From Oamaru, we headed south for another 30 minutes and then stopped at the Moeraki Boulders. These are large, spherical “boulders” situated on the beach (which seems to always be overcast). The reason they exist can be explained by many varying Maori legends, or here, by Wikipedia. Though there’s not much to “do” there, the boulders are worth a stop to break up your drive.
Our last stop of the day was one of the best during our trip. One of Kim’s “requirements” during her trip to New Zealand was to see penguins. (Other requirements: lambs, glow worms, Milford Sound, glaciers, and unbeknownst to her- baby seals playing in a waterfall.)

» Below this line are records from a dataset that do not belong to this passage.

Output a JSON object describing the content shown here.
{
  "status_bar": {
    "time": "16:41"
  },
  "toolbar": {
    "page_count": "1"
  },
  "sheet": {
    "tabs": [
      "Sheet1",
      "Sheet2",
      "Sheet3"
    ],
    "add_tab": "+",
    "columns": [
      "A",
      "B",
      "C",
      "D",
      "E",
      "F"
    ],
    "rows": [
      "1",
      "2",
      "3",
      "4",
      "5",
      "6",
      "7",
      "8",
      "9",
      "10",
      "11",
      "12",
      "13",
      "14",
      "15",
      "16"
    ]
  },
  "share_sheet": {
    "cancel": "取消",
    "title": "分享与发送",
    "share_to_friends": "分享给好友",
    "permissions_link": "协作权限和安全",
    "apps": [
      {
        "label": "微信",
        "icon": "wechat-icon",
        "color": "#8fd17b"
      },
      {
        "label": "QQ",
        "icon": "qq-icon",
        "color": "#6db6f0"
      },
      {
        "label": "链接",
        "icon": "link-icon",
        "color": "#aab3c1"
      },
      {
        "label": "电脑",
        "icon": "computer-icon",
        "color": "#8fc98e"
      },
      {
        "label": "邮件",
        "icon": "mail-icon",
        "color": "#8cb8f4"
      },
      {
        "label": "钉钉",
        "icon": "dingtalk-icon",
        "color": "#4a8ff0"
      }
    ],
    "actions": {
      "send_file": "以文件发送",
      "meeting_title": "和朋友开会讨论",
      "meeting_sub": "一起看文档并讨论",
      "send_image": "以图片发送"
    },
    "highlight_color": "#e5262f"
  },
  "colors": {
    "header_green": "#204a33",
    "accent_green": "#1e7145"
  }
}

There are two types of penguins in the Oamaru/Dunedin area. First, Yellow Eyed Penguins, which are the 4th largest penguin breed and are also apparently the most endangered/rarest species of penguin globally, with about 4,000 birds total, found only in New Zealand and it’s southern islands. Second, the Little Blue Penguin, which are the world’s littlest penguin (33cm tall) and not so rare, with 350-600,000 estimated in New Zealand and Australia.
We actually didn’t see any Little Blue’s, which was a bit of a disappointment, though we really didn’t try too hard for them. For the Yellow Eyed Penguins however, we searched out a colony described in my NZ Frenzy guidebook (get it!) as being great for penguin spotting and very not touristy.
We saw 6 penguins, two building a nest quite far away, two intently studying rocks for no apparent reason (not pictured), one preening and slowly making his way to his nest, and one sleeping and very grumpy about our finding her nest (maybe she shouldn’t have chosen to nest on the trail! Just a thought, penguin…).
So, according to my calculations, we saw approximately 0.15% of the world’s population of Yellow Eyed Penguins that afternoon.
|“Think I can get closer without getting eaten?”|
|“Yep, I think I can stand on his head…”|
|“You march back down here and help me build this nest right now!”|
Oh yeah, it might be worth mentioning that these little guys with their little penguin legs hike all the way from that beach (below) to the bluffs where they nest. They journey up and down daily, spending the day in the water and the night safely sleeping in the tussocks.
We watched this guy preen and relax for a good 40 minutes before he waddled up to his nest, which was a solid 300-400 meters from the sea!
|“No photos! I’m sleeping!”|
Other fun Yellow Eyed Penguin facts (thanks, Wikipedia):
– They are believed to be the most ancient of all living penguins.
– They can live to be 20 years old.
– The sex ratio is 2:1 males to females, because females only live around 10 years.
– They can dive up to 120 meters (394 feet).
– They nest separately from each other, preferring privacy of nests instead of social colonies and parents take turns guarding eggs and chicks while the other hunts.
– They weigh 12-18 pounds, varying throughout the year depending on feeding and molting.
– The Yellow Eyed Penguin is depicted on the back side of the NZ $5 bill.
Following our penguin adventures, we drove down to Dunedin and checked in to our flat. We scarfed down a massive dinner and a glass of wine each, before passing out cold.
Next time, days 2-3: Dunedin.